Please output each line of the data exactly as it appears.

**Extracted records**
▶
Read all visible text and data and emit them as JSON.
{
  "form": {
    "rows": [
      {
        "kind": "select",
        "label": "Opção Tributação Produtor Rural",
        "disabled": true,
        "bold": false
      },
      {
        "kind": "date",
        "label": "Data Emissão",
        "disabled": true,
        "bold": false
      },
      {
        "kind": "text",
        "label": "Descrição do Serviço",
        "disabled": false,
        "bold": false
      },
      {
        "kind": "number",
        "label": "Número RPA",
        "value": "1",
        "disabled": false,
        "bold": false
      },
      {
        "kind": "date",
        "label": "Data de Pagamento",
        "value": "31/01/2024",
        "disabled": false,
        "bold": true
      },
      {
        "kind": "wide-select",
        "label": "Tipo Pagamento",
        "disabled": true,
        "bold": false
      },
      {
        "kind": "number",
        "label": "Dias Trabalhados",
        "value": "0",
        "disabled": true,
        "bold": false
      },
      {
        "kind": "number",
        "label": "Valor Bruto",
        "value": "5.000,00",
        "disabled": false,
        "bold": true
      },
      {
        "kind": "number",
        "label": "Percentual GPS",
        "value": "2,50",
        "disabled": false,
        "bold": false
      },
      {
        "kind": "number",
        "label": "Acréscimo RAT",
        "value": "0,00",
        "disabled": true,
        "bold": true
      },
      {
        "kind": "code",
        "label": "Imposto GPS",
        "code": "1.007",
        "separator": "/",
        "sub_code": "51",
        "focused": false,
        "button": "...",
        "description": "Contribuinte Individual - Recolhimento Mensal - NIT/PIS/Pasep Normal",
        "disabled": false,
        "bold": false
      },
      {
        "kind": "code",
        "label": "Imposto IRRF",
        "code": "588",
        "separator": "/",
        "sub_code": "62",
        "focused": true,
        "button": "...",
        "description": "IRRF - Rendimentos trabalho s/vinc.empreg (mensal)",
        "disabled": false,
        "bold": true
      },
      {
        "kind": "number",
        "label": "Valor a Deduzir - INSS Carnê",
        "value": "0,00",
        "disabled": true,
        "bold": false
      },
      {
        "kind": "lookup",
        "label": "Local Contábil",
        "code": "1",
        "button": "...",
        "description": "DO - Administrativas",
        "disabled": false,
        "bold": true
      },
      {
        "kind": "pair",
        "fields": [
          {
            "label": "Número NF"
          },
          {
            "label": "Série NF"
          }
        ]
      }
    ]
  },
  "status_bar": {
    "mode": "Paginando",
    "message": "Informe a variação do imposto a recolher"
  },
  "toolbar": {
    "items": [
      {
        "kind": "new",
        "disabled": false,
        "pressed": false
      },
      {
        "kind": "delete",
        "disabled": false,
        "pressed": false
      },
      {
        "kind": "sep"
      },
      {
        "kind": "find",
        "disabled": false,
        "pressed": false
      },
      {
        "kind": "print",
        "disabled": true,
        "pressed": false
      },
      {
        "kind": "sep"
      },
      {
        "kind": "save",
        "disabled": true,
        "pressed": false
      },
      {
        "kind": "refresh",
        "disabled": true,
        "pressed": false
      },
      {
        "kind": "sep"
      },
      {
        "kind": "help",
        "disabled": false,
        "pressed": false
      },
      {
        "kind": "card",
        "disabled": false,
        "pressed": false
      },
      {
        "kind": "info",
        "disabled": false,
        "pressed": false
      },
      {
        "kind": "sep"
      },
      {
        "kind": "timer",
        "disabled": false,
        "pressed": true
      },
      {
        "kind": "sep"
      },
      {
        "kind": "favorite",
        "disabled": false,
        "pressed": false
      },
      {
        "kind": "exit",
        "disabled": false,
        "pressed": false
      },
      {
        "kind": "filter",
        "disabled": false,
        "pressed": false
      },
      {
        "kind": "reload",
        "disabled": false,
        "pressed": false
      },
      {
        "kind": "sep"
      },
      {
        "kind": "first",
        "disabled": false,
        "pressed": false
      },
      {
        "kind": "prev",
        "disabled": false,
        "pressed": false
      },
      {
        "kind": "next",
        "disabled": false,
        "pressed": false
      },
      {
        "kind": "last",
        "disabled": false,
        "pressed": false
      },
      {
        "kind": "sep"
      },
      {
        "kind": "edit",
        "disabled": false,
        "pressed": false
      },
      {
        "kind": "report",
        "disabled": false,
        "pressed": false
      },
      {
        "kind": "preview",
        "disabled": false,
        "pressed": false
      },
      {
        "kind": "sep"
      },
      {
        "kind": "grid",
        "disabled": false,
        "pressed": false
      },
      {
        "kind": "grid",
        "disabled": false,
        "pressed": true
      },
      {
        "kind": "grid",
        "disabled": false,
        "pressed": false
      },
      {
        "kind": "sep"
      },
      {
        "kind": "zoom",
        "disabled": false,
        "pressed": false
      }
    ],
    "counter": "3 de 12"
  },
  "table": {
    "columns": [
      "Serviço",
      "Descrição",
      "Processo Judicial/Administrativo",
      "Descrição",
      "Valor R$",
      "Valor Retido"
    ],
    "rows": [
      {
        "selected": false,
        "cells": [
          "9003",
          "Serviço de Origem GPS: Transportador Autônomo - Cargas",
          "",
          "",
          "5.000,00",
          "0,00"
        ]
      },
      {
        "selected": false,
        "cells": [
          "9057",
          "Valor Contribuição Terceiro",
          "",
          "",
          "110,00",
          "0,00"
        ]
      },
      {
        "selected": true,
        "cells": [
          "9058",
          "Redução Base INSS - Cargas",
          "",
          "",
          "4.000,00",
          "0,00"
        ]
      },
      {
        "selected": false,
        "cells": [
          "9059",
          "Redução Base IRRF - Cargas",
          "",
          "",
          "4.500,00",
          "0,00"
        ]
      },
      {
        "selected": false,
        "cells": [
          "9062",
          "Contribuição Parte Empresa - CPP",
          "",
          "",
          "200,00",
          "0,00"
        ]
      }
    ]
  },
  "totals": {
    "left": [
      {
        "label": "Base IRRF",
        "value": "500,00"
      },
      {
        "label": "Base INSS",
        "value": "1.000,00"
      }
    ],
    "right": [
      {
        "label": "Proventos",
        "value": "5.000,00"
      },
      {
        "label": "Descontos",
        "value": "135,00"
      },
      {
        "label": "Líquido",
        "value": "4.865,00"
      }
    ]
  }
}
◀
**Final answer**
Read all visible text and data and emit them as JSON.
{
  "form": {
    "rows": [
      {
        "kind": "select",
        "label": "Opção Tributação Produtor Rural",
        "disabled": true,
        "bold": false
      },
      {
        "kind": "date",
        "label": "Data Emissão",
        "disabled": true,
        "bold": false
      },
      {
        "kind": "text",
        "label": "Descrição do Serviço",
        "disabled": false,
        "bold": false
      },
      {
        "kind": "number",
        "label": "Número RPA",
        "value": "1",
        "disabled": false,
        "bold": false
      },
      {
        "kind": "date",
        "label": "Data de Pagamento",
        "value": "31/01/2024",
        "disabled": false,
        "bold": true
      },
      {
        "kind": "wide-select",
        "label": "Tipo Pagamento",
        "disabled": true,
        "bold": false
      },
      {
        "kind": "number",
        "label": "Dias Trabalhados",
        "value": "0",
        "disabled": true,
        "bold": false
      },
      {
        "kind": "number",
        "label": "Valor Bruto",
        "value": "5.000,00",
        "disabled": false,
        "bold": true
      },
      {
        "kind": "number",
        "label": "Percentual GPS",
        "value": "2,50",
        "disabled": false,
        "bold": false
      },
      {
        "kind": "number",
        "label": "Acréscimo RAT",
        "value": "0,00",
        "disabled": true,
        "bold": true
      },
      {
        "kind": "code",
        "label": "Imposto GPS",
        "code": "1.007",
        "separator": "/",
        "sub_code": "51",
        "focused": false,
        "button": "...",
        "description": "Contribuinte Individual - Recolhimento Mensal - NIT/PIS/Pasep Normal",
        "disabled": false,
        "bold": false
      },
      {
        "kind": "code",
        "label": "Imposto IRRF",
        "code": "588",
        "separator": "/",
        "sub_code": "62",
        "focused": true,
        "button": "...",
        "description": "IRRF - Rendimentos trabalho s/vinc.empreg (mensal)",
        "disabled": false,
        "bold": true
      },
      {
        "kind": "number",
        "label": "Valor a Deduzir - INSS Carnê",
        "value": "0,00",
        "disabled": true,
        "bold": false
      },
      {
        "kind": "lookup",
        "label": "Local Contábil",
        "code": "1",
        "button": "...",
        "description": "DO - Administrativas",
        "disabled": false,
        "bold": true
      },
      {
        "kind": "pair",
        "fields": [
          {
            "label": "Número NF"
          },
          {
            "label": "Série NF"
          }
        ]
      }
    ]
  },
  "status_bar": {
    "mode": "Paginando",
    "message": "Informe a variação do imposto a recolher"
  },
  "toolbar": {
    "items": [
      {
        "kind": "new",
        "disabled": false,
        "pressed": false
      },
      {
        "kind": "delete",
        "disabled": false,
        "pressed": false
      },
      {
        "kind": "sep"
      },
      {
        "kind": "find",
        "disabled": false,
        "pressed": false
      },
      {
        "kind": "print",
        "disabled": true,
        "pressed": false
      },
      {
        "kind": "sep"
      },
      {
        "kind": "save",
        "disabled": true,
        "pressed": false
      },
      {
        "kind": "refresh",
        "disabled": true,
        "pressed": false
      },
      {
        "kind": "sep"
      },
      {
        "kind": "help",
        "disabled": false,
        "pressed": false
      },
      {
        "kind": "card",
        "disabled": false,
        "pressed": false
      },
      {
        "kind": "info",
        "disabled": false,
        "pressed": false
      },
      {
        "kind": "sep"
      },
      {
        "kind": "timer",
        "disabled": false,
        "pressed": true
      },
      {
        "kind": "sep"
      },
      {
        "kind": "favorite",
        "disabled": false,
        "pressed": false
      },
      {
        "kind": "exit",
        "disabled": false,
        "pressed": false
      },
      {
        "kind": "filter",
        "disabled": false,
        "pressed": false
      },
      {
        "kind": "reload",
        "disabled": false,
        "pressed": false
      },
      {
        "kind": "sep"
      },
      {
        "kind": "first",
        "disabled": false,
        "pressed": false
      },
      {
        "kind": "prev",
        "disabled": false,
        "pressed": false
      },
      {
        "kind": "next",
        "disabled": false,
        "pressed": false
      },
      {
        "kind": "last",
        "disabled": false,
        "pressed": false
      },
      {
        "kind": "sep"
      },
      {
        "kind": "edit",
        "disabled": false,
        "pressed": false
      },
      {
        "kind": "report",
        "disabled": false,
        "pressed": false
      },
      {
        "kind": "preview",
        "disabled": false,
        "pressed": false
      },
      {
        "kind": "sep"
      },
      {
        "kind": "grid",
        "disabled": false,
        "pressed": false
      },
      {
        "kind": "grid",
        "disabled": false,
        "pressed": true
      },
      {
        "kind": "grid",
        "disabled": false,
        "pressed": false
      },
      {
        "kind": "sep"
      },
      {
        "kind": "zoom",
        "disabled": false,
        "pressed": false
      }
    ],
    "counter": "3 de 12"
  },
  "table": {
    "columns": [
      "Serviço",
      "Descrição",
      "Processo Judicial/Administrativo",
      "Descrição",
      "Valor R$",
      "Valor Retido"
    ],
    "rows": [
      {
        "selected": false,
        "cells": [
          "9003",
          "Serviço de Origem GPS: Transportador Autônomo - Cargas",
          "",
          "",
          "5.000,00",
          "0,00"
        ]
      },
      {
        "selected": false,
        "cells": [
          "9057",
          "Valor Contribuição Terceiro",
          "",
          "",
          "110,00",
          "0,00"
        ]
      },
      {
        "selected": true,
        "cells": [
          "9058",
          "Redução Base INSS - Cargas",
          "",
          "",
          "4.000,00",
          "0,00"
        ]
      },
      {
        "selected": false,
        "cells": [
          "9059",
          "Redução Base IRRF - Cargas",
          "",
          "",
          "4.500,00",
          "0,00"
        ]
      },
      {
        "selected": false,
        "cells": [
          "9062",
          "Contribuição Parte Empresa - CPP",
          "",
          "",
          "200,00",
          "0,00"
        ]
      }
    ]
  },
  "totals": {
    "left": [
      {
        "label": "Base IRRF",
        "value": "500,00"
      },
      {
        "label": "Base INSS",
        "value": "1.000,00"
      }
    ],
    "right": [
      {
        "label": "Proventos",
        "value": "5.000,00"
      },
      {
        "label": "Descontos",
        "value": "135,00"
      },
      {
        "label": "Líquido",
        "value": "4.865,00"
      }
    ]
  }
}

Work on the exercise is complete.